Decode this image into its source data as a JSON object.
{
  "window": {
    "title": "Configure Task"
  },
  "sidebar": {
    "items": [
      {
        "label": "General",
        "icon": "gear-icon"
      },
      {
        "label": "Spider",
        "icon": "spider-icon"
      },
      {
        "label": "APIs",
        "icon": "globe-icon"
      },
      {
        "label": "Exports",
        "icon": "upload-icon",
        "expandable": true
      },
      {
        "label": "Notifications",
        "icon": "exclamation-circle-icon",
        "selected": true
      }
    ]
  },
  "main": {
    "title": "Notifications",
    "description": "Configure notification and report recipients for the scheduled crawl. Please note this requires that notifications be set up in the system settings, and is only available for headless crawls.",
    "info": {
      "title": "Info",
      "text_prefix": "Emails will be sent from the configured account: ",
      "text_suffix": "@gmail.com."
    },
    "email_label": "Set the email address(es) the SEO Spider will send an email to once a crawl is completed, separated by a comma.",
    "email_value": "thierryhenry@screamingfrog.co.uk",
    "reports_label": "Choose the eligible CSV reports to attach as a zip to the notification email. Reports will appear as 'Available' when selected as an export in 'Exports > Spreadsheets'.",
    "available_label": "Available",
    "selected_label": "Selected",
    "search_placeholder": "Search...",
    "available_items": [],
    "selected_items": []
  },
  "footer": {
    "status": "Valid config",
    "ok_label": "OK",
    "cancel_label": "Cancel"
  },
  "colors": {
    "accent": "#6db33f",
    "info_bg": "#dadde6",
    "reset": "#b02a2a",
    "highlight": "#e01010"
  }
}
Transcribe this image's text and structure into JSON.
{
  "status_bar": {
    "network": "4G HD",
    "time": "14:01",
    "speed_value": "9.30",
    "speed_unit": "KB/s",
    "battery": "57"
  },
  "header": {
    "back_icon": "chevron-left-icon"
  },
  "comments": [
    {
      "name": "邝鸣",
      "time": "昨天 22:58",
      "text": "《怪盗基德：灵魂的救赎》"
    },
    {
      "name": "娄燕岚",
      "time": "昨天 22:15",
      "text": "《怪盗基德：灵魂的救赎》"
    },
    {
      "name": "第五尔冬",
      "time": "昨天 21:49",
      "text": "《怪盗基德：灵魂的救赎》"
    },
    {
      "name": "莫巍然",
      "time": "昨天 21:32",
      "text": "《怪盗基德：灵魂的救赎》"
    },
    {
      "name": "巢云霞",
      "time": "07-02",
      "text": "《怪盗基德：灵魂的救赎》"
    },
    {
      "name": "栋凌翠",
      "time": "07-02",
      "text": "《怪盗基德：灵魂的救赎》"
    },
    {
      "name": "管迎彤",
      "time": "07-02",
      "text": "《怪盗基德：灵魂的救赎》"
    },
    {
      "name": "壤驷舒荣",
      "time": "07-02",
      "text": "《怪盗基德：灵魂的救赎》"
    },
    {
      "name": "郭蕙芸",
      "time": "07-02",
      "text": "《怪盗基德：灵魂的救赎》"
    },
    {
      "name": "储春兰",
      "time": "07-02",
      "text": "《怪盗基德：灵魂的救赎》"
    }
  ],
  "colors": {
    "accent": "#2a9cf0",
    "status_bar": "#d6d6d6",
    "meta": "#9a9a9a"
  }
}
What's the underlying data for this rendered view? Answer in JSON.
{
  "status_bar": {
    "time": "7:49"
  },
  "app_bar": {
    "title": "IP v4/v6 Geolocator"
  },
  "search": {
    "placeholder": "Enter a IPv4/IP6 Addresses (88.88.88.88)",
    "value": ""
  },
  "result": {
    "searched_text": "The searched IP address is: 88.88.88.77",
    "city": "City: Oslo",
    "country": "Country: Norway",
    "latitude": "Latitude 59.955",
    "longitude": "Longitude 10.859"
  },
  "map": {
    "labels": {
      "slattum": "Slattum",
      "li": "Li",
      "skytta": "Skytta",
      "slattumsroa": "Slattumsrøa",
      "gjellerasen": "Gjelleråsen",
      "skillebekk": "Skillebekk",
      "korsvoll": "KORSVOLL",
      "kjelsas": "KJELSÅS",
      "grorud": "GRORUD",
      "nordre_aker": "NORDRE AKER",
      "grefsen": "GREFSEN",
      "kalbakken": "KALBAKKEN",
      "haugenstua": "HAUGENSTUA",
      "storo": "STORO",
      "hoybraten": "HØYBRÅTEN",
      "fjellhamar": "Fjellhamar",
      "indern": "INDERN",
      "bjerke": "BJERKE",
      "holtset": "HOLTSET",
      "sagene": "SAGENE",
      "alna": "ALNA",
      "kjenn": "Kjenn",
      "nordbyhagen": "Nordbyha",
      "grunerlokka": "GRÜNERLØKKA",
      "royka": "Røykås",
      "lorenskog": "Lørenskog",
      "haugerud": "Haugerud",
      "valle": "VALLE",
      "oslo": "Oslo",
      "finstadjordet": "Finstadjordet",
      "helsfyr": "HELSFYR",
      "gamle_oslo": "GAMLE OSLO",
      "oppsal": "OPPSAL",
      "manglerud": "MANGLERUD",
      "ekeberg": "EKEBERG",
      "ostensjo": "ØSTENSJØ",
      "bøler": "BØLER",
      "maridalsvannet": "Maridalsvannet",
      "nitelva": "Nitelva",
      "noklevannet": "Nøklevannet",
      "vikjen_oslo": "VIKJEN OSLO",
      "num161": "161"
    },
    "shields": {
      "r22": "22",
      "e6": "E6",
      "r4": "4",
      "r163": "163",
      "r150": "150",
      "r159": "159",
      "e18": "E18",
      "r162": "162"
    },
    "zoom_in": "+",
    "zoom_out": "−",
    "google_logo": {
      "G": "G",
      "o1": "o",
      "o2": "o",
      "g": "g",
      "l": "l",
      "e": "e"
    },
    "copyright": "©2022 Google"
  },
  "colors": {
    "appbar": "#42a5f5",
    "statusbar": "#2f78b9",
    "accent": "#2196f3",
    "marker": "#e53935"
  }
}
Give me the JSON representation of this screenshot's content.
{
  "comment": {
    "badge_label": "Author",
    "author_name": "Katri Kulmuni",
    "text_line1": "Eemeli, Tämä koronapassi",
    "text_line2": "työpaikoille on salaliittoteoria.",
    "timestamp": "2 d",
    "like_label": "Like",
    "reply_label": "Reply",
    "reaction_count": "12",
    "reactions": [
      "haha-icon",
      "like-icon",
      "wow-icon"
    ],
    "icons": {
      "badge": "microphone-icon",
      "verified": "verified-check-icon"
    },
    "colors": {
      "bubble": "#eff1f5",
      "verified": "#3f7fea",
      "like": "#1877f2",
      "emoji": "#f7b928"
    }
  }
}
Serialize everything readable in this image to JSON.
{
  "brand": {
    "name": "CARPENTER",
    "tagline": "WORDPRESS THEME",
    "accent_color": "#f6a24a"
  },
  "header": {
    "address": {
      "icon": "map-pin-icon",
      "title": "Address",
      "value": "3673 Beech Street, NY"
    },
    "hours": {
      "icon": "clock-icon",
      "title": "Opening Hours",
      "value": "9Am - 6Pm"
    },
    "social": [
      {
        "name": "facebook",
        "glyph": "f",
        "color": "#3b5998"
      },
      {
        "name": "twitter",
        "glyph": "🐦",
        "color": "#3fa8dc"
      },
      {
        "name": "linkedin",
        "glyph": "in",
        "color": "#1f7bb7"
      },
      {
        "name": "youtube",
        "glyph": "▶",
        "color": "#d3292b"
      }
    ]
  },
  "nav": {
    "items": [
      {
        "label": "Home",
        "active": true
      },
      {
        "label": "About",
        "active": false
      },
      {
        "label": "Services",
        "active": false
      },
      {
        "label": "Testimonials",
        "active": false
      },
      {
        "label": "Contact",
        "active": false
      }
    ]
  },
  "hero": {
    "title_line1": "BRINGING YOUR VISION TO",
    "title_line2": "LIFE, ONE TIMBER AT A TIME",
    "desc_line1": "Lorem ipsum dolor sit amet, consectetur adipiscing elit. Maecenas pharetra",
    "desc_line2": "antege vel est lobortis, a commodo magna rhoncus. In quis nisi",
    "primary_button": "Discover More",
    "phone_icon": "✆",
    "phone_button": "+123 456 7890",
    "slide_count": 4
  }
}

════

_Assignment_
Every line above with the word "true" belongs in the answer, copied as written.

_Task response_
        "expandable": true
        "selected": true
        "active": true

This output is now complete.